A Swedish-Iraqi national has been charged with gathering information on members of Iran’s Ahvazi Arab exile community and sharing it with security forces. Ahvazi have long had a difficult relationship with Tehran.
Swedish authorities charged a man on Wednesday with spying on Iran’s behalf for several years.
The man, a 46-year-old Swedish-Iraqi national, is suspected of gathering information on members of the Ahvazi Arab exile community for a four-year period between April 2015 and February 2019 when he was arrested.

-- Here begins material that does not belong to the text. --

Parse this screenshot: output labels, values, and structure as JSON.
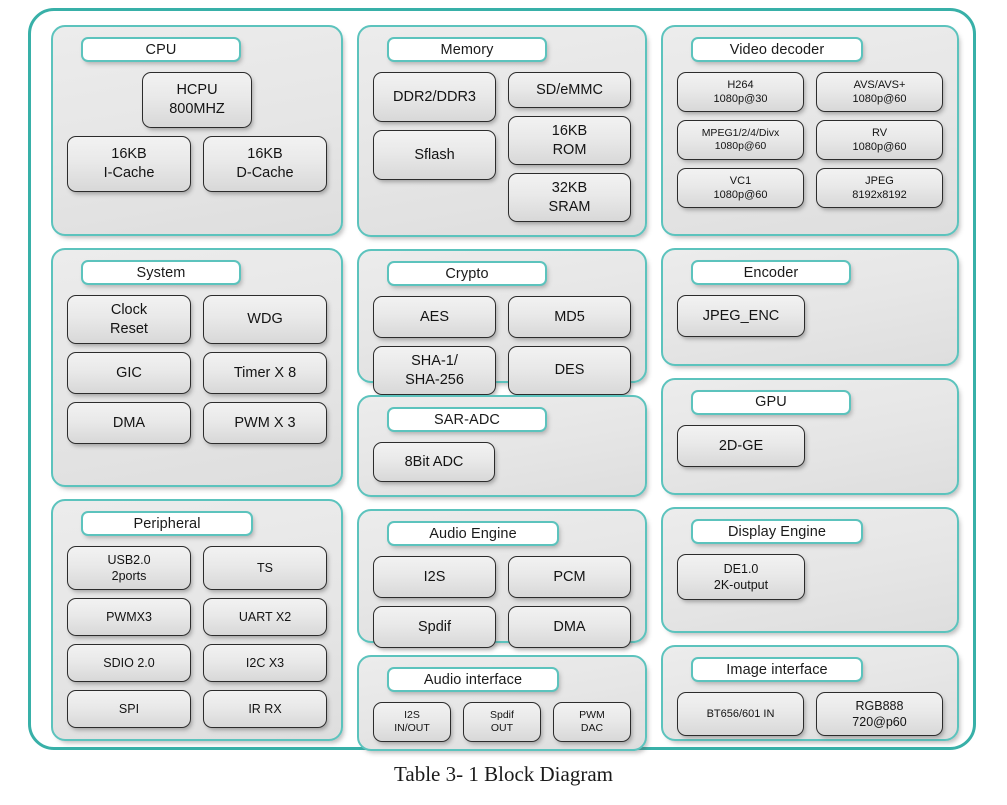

The Ahvazi are an Arab ethnic minority living in the southwest Iranian province of Khusestan. The minority group faces discrimination and persecution by authorities there, according to Amnesty International. Figures for the number of Ahvazi living in Sweden are not available.
The man was charged with collecting personal information “under cover of representing an Arabic evening paper, having photographed and filmed Ahvazi conference delegates and demonstration participants in Belgium, the Netherlands and Sweden,” prosecutor Hans-Jorgen Hanstrom said in a statement.
Information gathering activities the man conducted included infiltrating online forums where he found phone numbers and addresses, taking photos of license plates, and gleaning internet log-in details of members of the Ahvazi community.
He allegedly compiled this information and shared it with Iranian security forces in Tehran or online, said the Swedish prosecutor.
The suspect, who has been in pre-trial detention since March 1, has denied the charges.
Unrest in the Iranian province of Khusestan goes back at least 100 years, when a local leader rebelled against Reza Shah Pahlavi’s rule.
The Ahvaz National Resistance, an Iranian ethnic Arab movement for the secession of oil-rich Khusestan from Iran, claimed responsibility for an attack in the region’s capital Ahvaz that killed 25, leading Iran to arrest hundreds of Ahvazi Arabs.
In January of this year, the EU froze the assets of an Iranian intelligence unit after the Netherlands accused Iran of two killings there, and joined France and Denmark in alleging that Tehran plotted other attacks across Europe.